### [EXERCISE PROMPT]
In the lines below, look for "hash". Copy each line where it appears.
##########
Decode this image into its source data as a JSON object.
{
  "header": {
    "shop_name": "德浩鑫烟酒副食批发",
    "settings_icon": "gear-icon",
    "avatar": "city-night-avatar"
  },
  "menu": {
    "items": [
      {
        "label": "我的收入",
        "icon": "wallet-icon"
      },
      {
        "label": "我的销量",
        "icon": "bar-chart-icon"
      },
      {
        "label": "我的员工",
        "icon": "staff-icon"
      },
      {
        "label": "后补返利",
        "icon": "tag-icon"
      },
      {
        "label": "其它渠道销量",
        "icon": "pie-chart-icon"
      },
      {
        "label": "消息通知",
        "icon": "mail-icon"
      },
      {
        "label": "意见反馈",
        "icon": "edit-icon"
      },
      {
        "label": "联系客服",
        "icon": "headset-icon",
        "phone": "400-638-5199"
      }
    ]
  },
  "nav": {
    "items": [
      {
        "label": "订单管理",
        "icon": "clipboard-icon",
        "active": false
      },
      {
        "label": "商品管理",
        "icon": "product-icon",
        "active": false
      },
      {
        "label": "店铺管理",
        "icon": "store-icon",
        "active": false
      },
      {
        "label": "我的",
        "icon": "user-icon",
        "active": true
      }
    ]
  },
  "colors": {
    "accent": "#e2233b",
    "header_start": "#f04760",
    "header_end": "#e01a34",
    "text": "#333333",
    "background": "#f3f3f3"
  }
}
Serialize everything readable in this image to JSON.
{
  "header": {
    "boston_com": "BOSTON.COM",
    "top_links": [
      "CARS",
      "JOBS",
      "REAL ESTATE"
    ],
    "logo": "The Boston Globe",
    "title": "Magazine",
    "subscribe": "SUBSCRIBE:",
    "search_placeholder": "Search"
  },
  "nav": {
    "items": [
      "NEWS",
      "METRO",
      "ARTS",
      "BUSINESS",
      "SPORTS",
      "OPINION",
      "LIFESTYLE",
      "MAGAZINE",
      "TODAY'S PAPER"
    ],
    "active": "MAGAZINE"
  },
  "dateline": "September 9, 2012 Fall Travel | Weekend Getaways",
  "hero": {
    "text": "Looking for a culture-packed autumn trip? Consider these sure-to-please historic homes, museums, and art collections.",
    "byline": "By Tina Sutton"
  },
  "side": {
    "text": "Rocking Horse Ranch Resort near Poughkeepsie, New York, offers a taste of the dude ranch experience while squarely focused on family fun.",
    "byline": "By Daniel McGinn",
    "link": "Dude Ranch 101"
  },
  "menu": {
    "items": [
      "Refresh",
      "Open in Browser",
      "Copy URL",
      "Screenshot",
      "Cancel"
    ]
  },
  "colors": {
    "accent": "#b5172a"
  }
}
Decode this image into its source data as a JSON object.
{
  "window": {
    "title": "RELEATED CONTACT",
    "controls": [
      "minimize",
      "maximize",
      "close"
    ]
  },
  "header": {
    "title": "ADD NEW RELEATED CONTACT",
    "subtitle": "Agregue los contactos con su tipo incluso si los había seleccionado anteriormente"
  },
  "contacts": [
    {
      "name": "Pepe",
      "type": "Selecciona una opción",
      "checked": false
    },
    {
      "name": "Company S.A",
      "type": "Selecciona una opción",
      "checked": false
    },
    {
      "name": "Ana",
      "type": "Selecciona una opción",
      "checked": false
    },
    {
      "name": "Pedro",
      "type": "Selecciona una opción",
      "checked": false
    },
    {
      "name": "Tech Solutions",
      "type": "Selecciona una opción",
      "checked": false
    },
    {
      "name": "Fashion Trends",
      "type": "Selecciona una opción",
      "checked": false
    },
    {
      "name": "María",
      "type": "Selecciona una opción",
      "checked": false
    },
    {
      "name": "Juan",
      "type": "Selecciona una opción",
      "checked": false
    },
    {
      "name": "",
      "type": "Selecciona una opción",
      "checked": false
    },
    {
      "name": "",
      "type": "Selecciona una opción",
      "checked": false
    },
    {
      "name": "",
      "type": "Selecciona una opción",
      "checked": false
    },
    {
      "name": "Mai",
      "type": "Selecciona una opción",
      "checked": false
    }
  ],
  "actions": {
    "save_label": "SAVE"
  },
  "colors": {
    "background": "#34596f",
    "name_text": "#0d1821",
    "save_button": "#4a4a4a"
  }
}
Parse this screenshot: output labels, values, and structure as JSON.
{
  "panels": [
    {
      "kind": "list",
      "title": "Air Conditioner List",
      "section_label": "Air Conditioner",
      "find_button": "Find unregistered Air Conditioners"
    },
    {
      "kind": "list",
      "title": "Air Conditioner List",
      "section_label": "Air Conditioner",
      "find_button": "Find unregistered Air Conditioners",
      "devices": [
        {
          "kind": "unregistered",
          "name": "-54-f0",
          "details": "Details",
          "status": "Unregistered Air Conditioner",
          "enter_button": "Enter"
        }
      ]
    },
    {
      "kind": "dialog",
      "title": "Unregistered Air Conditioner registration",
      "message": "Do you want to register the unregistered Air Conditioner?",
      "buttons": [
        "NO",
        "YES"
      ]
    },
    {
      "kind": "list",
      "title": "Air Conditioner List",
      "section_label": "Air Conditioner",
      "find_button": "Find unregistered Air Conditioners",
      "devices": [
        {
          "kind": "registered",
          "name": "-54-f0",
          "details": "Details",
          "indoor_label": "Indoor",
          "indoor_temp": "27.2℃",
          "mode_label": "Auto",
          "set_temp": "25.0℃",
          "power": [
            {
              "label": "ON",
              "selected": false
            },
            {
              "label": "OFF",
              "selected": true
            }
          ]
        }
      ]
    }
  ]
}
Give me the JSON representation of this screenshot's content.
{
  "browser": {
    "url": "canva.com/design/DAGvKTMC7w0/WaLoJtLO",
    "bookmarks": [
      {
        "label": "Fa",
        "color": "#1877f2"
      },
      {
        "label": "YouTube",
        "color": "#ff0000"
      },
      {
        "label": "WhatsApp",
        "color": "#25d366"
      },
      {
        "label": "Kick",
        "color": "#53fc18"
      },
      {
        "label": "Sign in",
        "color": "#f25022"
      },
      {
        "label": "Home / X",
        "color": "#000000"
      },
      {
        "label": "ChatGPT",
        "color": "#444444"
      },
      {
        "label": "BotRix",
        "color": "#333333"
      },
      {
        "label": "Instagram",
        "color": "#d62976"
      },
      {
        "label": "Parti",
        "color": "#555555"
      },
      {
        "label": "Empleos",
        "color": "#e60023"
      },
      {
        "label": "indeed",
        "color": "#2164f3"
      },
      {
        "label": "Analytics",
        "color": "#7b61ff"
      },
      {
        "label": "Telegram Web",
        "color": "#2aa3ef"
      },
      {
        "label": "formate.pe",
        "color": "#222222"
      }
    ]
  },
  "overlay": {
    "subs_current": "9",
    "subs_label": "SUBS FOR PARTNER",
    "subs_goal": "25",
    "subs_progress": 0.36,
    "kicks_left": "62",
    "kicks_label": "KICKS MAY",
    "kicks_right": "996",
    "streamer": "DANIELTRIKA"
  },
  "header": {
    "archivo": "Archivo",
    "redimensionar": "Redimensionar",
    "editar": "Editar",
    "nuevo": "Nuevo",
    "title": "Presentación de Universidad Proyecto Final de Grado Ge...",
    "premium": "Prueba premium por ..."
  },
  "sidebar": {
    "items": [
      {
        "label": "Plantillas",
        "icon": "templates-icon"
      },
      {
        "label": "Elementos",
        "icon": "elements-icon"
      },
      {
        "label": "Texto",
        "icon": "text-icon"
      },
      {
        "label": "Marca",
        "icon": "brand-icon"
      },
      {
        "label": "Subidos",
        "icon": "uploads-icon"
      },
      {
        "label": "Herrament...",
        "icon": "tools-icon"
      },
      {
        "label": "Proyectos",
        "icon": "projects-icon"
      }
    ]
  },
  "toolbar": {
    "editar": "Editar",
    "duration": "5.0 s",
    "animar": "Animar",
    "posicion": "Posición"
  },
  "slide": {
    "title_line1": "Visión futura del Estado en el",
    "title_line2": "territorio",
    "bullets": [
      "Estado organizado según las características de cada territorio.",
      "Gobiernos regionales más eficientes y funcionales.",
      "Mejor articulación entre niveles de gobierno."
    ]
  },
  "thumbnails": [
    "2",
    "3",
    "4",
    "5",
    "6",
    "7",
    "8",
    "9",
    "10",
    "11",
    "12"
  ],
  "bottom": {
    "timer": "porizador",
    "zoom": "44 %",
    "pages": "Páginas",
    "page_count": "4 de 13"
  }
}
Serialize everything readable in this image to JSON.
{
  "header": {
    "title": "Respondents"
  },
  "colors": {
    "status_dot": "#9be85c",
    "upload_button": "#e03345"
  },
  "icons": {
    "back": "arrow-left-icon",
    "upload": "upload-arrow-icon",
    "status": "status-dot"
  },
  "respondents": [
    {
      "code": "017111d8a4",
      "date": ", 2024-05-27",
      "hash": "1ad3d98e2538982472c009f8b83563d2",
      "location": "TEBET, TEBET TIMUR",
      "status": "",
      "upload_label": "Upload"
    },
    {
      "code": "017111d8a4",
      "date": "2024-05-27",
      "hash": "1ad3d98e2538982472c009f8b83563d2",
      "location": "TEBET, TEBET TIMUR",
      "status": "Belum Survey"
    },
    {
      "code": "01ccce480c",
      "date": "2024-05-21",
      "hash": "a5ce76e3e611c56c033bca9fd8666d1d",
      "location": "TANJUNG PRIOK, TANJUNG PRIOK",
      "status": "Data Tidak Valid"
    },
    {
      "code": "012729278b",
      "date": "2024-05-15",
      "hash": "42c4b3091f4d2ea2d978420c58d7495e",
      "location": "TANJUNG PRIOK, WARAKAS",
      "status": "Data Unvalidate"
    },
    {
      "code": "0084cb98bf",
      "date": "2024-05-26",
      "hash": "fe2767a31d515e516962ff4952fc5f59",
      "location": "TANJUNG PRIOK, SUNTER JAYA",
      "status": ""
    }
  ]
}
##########
### [YOUR RESPONSE]
      "hash": "1ad3d98e2538982472c009f8b83563d2",
      "hash": "1ad3d98e2538982472c009f8b83563d2",
      "hash": "a5ce76e3e611c56c033bca9fd8666d1d",
      "hash": "42c4b3091f4d2ea2d978420c58d7495e",
      "hash": "fe2767a31d515e516962ff4952fc5f59",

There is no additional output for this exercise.